    Disc two opens up with "Here Comes The Night Time II" which is extremely different from the first part. This track is probably the most "classic" Arcade Fire got on Reflektor. The violins combined with Win Butler's slightly reverbed vocals are heavenly. It reminds me a lot of the closing track from "The Suburbs." The whole album is fantastic, but the second disc is where the real magic is. Every track on the second half is dark, and almost completely different from the first disc. After listening, you'll understand why they decided to split it up.

    "Awful Sound" is just amazing. It sounds like it's straight off of a Beatles record, but with that touch of sound that unmistakeably lets you know it's an Arcade Fire song. The drum fill and the harmonies are fantastic, and really took me by surprise. My personal favorite track on "Reflektor" is next, "It's Never Over (Oh Orpheus)." The track is really dark, and features vocals from both Win and Regine harmonizing with one another, to a drum beat that cuts right through you. "It's Never Over" is really intense. This song is what perfection sounds like. A modern masterpiece.

    "Reflektor" comes to an end with the 11 minute "Supersymmetry." A synth heavy song that will leave you feeling emotionally distraught and wanting more. I would have to say, I think this is Arcade Fire's best record yet. This is their version of "Kid A." Years from now, people will still be talking about this album, and you will hear it in other bands, whom were inspired by how genuinely different and groundbreaking it is. This is why we love Arcade Fire. Sometimes they play it safe, and sometimes they step outside of the box, and no matter what, it always ends up great, because their attention to detail is completely unrivaled. Arcade Fire are 4 for 4. Not many bands can do that. They are on a path of continued success, and will be the greats of our era.
    Full Review »
  3. Oct 30, 2013
    0

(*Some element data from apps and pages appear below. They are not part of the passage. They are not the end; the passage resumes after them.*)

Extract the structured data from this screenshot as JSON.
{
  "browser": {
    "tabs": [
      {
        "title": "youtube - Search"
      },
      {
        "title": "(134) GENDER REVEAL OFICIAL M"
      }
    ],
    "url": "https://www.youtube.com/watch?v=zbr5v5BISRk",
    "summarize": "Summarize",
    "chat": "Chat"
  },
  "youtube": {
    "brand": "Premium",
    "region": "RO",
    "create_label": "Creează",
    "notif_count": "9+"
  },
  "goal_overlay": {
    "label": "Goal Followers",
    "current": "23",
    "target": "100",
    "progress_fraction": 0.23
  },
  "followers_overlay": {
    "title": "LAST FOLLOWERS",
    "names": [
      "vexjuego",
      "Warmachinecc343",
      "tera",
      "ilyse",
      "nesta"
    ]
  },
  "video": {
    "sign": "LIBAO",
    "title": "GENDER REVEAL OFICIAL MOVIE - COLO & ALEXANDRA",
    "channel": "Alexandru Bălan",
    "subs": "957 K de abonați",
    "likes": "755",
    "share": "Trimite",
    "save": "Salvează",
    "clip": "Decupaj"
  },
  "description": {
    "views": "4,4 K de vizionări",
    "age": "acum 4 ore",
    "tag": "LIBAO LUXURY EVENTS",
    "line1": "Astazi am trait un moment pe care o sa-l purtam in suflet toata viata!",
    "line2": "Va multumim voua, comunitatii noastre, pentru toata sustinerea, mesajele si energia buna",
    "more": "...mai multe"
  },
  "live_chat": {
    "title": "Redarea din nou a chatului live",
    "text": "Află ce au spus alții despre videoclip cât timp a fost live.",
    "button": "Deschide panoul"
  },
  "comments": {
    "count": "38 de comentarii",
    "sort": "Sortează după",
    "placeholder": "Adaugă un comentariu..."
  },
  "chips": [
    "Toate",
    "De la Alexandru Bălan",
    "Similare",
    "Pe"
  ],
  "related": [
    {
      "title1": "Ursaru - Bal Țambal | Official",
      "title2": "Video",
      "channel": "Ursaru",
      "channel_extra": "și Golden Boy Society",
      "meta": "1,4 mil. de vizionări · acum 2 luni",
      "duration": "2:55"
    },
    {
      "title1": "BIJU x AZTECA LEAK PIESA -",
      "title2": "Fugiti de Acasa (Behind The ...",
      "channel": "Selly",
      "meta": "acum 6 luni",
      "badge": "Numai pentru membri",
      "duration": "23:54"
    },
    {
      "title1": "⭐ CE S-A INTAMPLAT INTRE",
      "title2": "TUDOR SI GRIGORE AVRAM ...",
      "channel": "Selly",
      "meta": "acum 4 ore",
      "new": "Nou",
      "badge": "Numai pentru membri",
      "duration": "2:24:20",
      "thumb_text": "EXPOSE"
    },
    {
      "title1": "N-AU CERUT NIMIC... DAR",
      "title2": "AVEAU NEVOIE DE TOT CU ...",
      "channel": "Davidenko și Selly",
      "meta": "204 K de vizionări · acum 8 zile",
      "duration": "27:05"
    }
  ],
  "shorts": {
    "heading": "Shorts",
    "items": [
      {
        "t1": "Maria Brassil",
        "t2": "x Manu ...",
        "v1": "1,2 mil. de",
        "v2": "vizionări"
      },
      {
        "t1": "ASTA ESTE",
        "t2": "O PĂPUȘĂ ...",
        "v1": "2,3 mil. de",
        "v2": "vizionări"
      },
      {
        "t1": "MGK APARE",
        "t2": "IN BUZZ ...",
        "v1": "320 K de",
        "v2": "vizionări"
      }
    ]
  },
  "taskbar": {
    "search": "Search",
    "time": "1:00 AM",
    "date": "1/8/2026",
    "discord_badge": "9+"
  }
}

    Has to be the most overrated album I have heard in a long time. I loved arcade fires first two albums, the suburbs was decent but a bit longHas to be the most overrated album I have heard in a long time. I loved arcade fires first two albums, the suburbs was decent but a bit long and drawn out. They have tried something different with this album which i have nothing against but this simply isn't enjoyable listen to. Every single song could be cut by three minutes. Once you think your enjoying one song it drags on for no apparent reason for another three minutes. The only critical review i agree with is clash. Very disappointing. Full Review »